What you will do — Scan the data beneath this task and copy each line that includes "留学回国人员申办上海常住户口实施细则".

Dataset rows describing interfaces
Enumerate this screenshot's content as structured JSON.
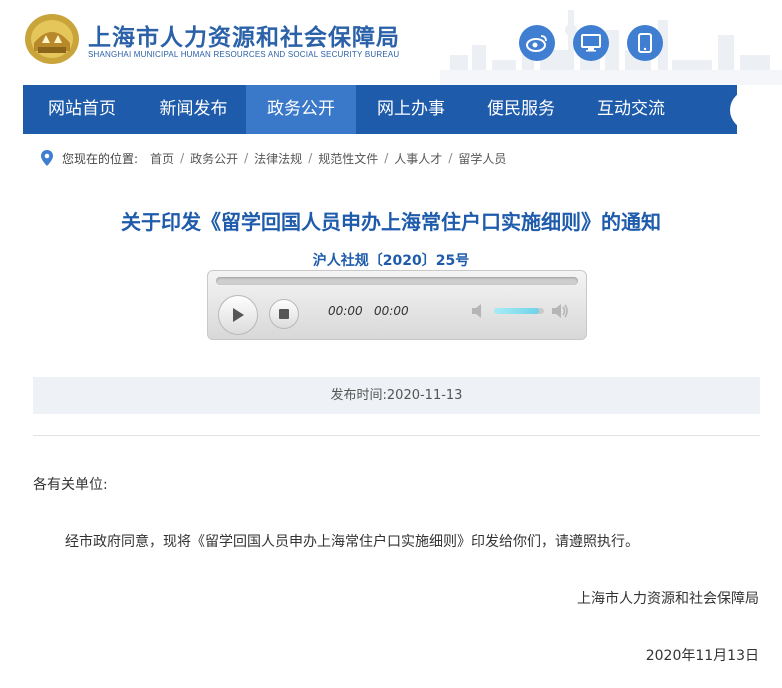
{
  "header": {
    "title_cn": "上海市人力资源和社会保障局",
    "title_en": "SHANGHAI MUNICIPAL HUMAN RESOURCES AND SOCIAL SECURITY BUREAU",
    "brand_color": "#2a61a8",
    "icons": [
      "weibo-icon",
      "desktop-icon",
      "mobile-icon"
    ]
  },
  "nav": {
    "items": [
      {
        "label": "网站首页",
        "active": false
      },
      {
        "label": "新闻发布",
        "active": false
      },
      {
        "label": "政务公开",
        "active": true
      },
      {
        "label": "网上办事",
        "active": false
      },
      {
        "label": "便民服务",
        "active": false
      },
      {
        "label": "互动交流",
        "active": false
      }
    ],
    "bg_color": "#1e5bab",
    "active_color": "#3a78c9"
  },
  "breadcrumb": {
    "prefix": "您现在的位置:",
    "items": [
      "首页",
      "政务公开",
      "法律法规",
      "规范性文件",
      "人事人才",
      "留学人员"
    ]
  },
  "article": {
    "title": "关于印发《留学回国人员申办上海常住户口实施细则》的通知",
    "doc_number": "沪人社规〔2020〕25号",
    "publish_label": "发布时间:",
    "publish_date": "2020-11-13",
    "salutation": "各有关单位:",
    "paragraph": "经市政府同意，现将《留学回国人员申办上海常住户口实施细则》印发给你们，请遵照执行。",
    "signature": "上海市人力资源和社会保障局",
    "sign_date": "2020年11月13日"
  },
  "player": {
    "current_time": "00:00",
    "duration": "00:00",
    "progress": 0,
    "volume": 0.9
  }
}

Result —
    "title": "关于印发《留学回国人员申办上海常住户口实施细则》的通知",
    "paragraph": "经市政府同意，现将《留学回国人员申办上海常住户口实施细则》印发给你们，请遵照执行。",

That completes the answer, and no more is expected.